**What you should do**
Copy every line from the records below that carries the word "data".

*** Provided material ***

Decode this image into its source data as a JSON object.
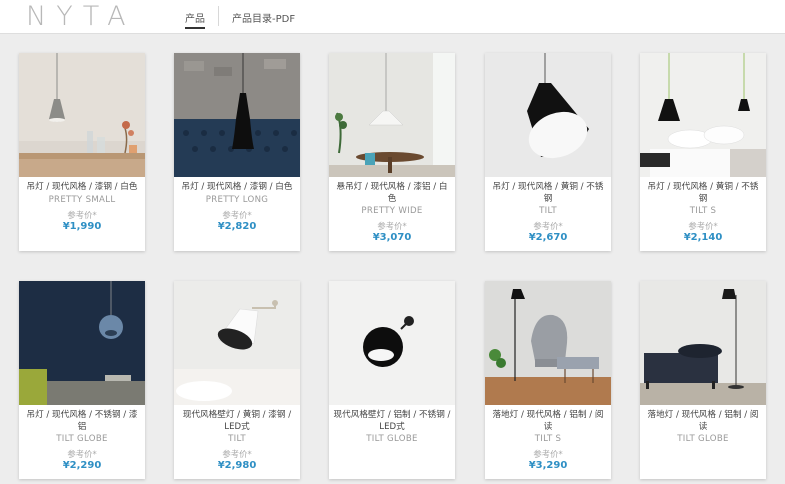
{
  "header": {
    "logo": "NYTA",
    "tabs": [
      {
        "label": "产品",
        "active": true
      },
      {
        "label": "产品目录-PDF",
        "active": false
      }
    ]
  },
  "ref_label": "参考价*",
  "price_color": "#2e8fc4",
  "products": [
    {
      "category": "吊灯 / 现代风格 / 漆钢 / 白色",
      "name": "PRETTY SMALL",
      "price": "¥1,990"
    },
    {
      "category": "吊灯 / 现代风格 / 漆钢 / 白色",
      "name": "PRETTY LONG",
      "price": "¥2,820"
    },
    {
      "category": "悬吊灯 / 现代风格 / 漆铝 / 白色",
      "name": "PRETTY WIDE",
      "price": "¥3,070"
    },
    {
      "category": "吊灯 / 现代风格 / 黄铜 / 不锈钢",
      "name": "TILT",
      "price": "¥2,670"
    },
    {
      "category": "吊灯 / 现代风格 / 黄铜 / 不锈钢",
      "name": "TILT S",
      "price": "¥2,140"
    },
    {
      "category": "吊灯 / 现代风格 / 不锈钢 / 漆铝",
      "name": "TILT GLOBE",
      "price": "¥2,290"
    },
    {
      "category": "现代风格壁灯 / 黄铜 / 漆钢 / LED式",
      "name": "TILT",
      "price": "¥2,980"
    },
    {
      "category": "现代风格壁灯 / 铝制 / 不锈钢 / LED式",
      "name": "TILT GLOBE",
      "price": ""
    },
    {
      "category": "落地灯 / 现代风格 / 铝制 / 阅读",
      "name": "TILT S",
      "price": "¥3,290"
    },
    {
      "category": "落地灯 / 现代风格 / 铝制 / 阅读",
      "name": "TILT GLOBE",
      "price": ""
    }
  ]
}
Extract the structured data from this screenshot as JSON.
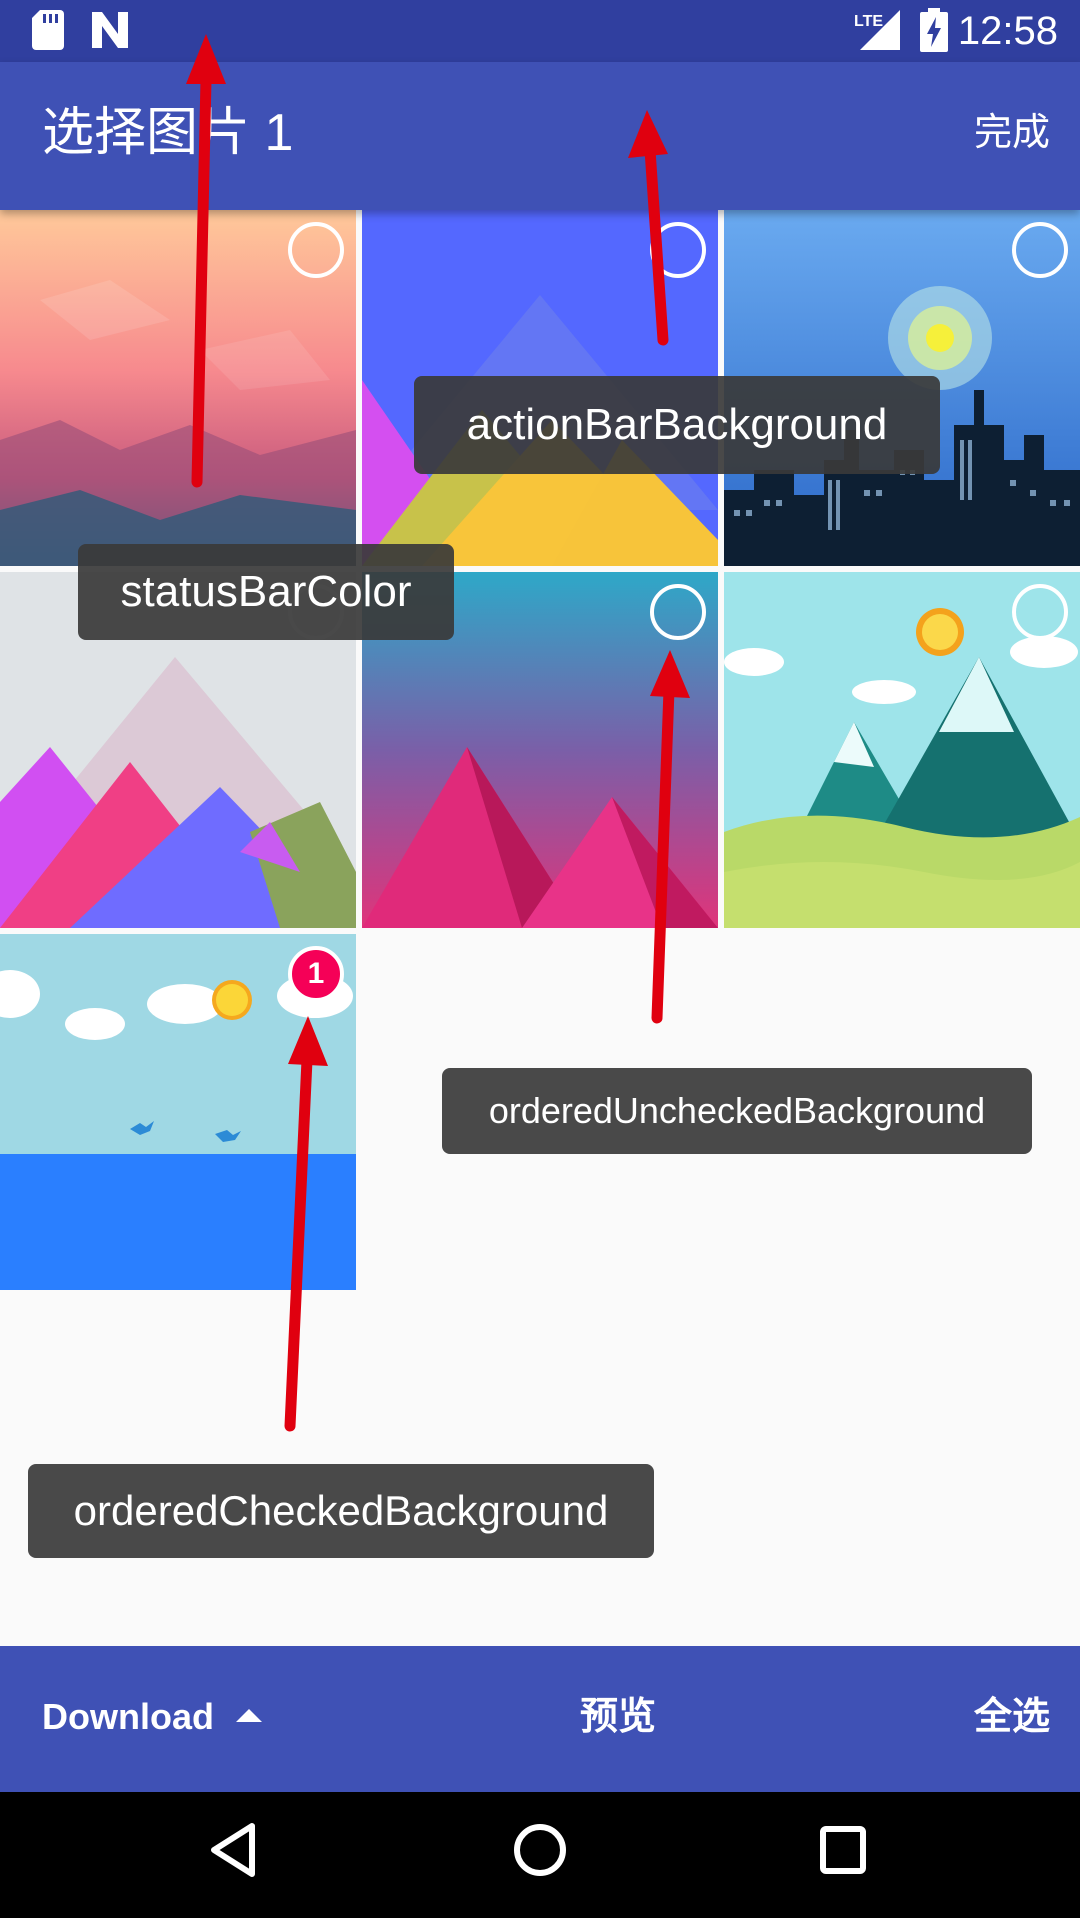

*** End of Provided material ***

**Output for this exercise**
Decode this image into its source data as a JSON object.
Extract the structured data from this screenshot as JSON.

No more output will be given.